WORK INSTRUCTIONS >> With the images excluded, set down every line of the listing below exactly.

(DATA RECORDS begins)

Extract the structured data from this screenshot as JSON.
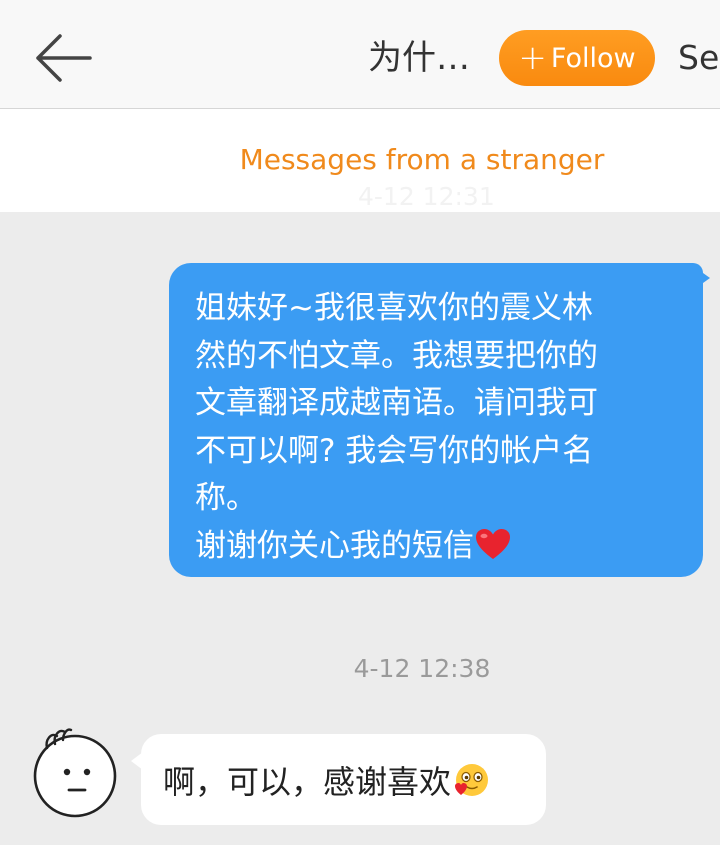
{
  "header": {
    "title": "为什…",
    "follow_plus": "+",
    "follow_label": "Follow",
    "settings_label": "Se",
    "accent_color": "#f98a0f"
  },
  "banner": {
    "text": "Messages from a stranger",
    "color": "#f08a1c",
    "faded_time": "4-12 12:31"
  },
  "messages": [
    {
      "direction": "outgoing",
      "bubble_color": "#3b9cf3",
      "lines": [
        "姐妹好~我很喜欢你的震义林",
        "然的不怕文章。我想要把你的",
        "文章翻译成越南语。请问我可",
        "不可以啊? 我会写你的帐户名",
        "称。",
        "谢谢你关心我的短信"
      ],
      "trailing_icon": "red-heart-icon"
    },
    {
      "direction": "incoming",
      "time": "4-12 12:38",
      "avatar_icon": "doodle-face-avatar",
      "text": "啊，可以，感谢喜欢",
      "trailing_icon": "smiling-face-with-hearts-emoji"
    }
  ]
}
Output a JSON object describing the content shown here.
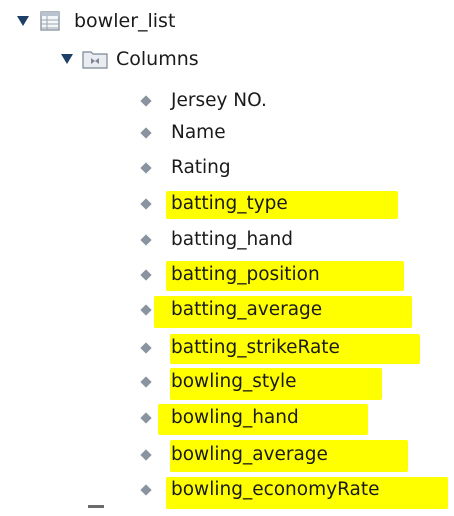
{
  "tree": {
    "root": {
      "label": "bowler_list",
      "icon": "table-icon",
      "expanded": true,
      "toggle_glyph": "▼"
    },
    "folder": {
      "label": "Columns",
      "icon": "columns-folder-icon",
      "expanded": true,
      "toggle_glyph": "▼"
    },
    "columns": [
      {
        "label": "Jersey NO.",
        "highlighted": false
      },
      {
        "label": "Name",
        "highlighted": false
      },
      {
        "label": "Rating",
        "highlighted": false
      },
      {
        "label": "batting_type",
        "highlighted": true
      },
      {
        "label": "batting_hand",
        "highlighted": false
      },
      {
        "label": "batting_position",
        "highlighted": true
      },
      {
        "label": "batting_average",
        "highlighted": true
      },
      {
        "label": "batting_strikeRate",
        "highlighted": true
      },
      {
        "label": "bowling_style",
        "highlighted": true
      },
      {
        "label": "bowling_hand",
        "highlighted": true
      },
      {
        "label": "bowling_average",
        "highlighted": true
      },
      {
        "label": "bowling_economyRate",
        "highlighted": true
      }
    ]
  },
  "colors": {
    "highlight": "#ffff00",
    "toggle": "#1f3f66",
    "diamond": "#8a93a0",
    "text": "#1a1a1a"
  }
}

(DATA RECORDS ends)

TASK ANSWER >>
Extract the structured data from this screenshot as JSON.
{
  "header": {
    "title": "为什…",
    "follow_plus": "+",
    "follow_label": "Follow",
    "settings_label": "Se",
    "accent_color": "#f98a0f"
  },
  "banner": {
    "text": "Messages from a stranger",
    "color": "#f08a1c",
    "faded_time": "4-12 12:31"
  },
  "messages": [
    {
      "direction": "outgoing",
      "bubble_color": "#3b9cf3",
      "lines": [
        "姐妹好~我很喜欢你的震义林",
        "然的不怕文章。我想要把你的",
        "文章翻译成越南语。请问我可",
        "不可以啊? 我会写你的帐户名",
        "称。",
        "谢谢你关心我的短信"
      ],
      "trailing_icon": "red-heart-icon"
    },
    {
      "direction": "incoming",
      "time": "4-12 12:38",
      "avatar_icon": "doodle-face-avatar",
      "text": "啊，可以，感谢喜欢",
      "trailing_icon": "smiling-face-with-hearts-emoji"
    }
  ]
}
Output a JSON object describing the content shown here.
{
  "tree": {
    "root": {
      "label": "bowler_list",
      "icon": "table-icon",
      "expanded": true,
      "toggle_glyph": "▼"
    },
    "folder": {
      "label": "Columns",
      "icon": "columns-folder-icon",
      "expanded": true,
      "toggle_glyph": "▼"
    },
    "columns": [
      {
        "label": "Jersey NO.",
        "highlighted": false
      },
      {
        "label": "Name",
        "highlighted": false
      },
      {
        "label": "Rating",
        "highlighted": false
      },
      {
        "label": "batting_type",
        "highlighted": true
      },
      {
        "label": "batting_hand",
        "highlighted": false
      },
      {
        "label": "batting_position",
        "highlighted": true
      },
      {
        "label": "batting_average",
        "highlighted": true
      },
      {
        "label": "batting_strikeRate",
        "highlighted": true
      },
      {
        "label": "bowling_style",
        "highlighted": true
      },
      {
        "label": "bowling_hand",
        "highlighted": true
      },
      {
        "label": "bowling_average",
        "highlighted": true
      },
      {
        "label": "bowling_economyRate",
        "highlighted": true
      }
    ]
  },
  "colors": {
    "highlight": "#ffff00",
    "toggle": "#1f3f66",
    "diamond": "#8a93a0",
    "text": "#1a1a1a"
  }
}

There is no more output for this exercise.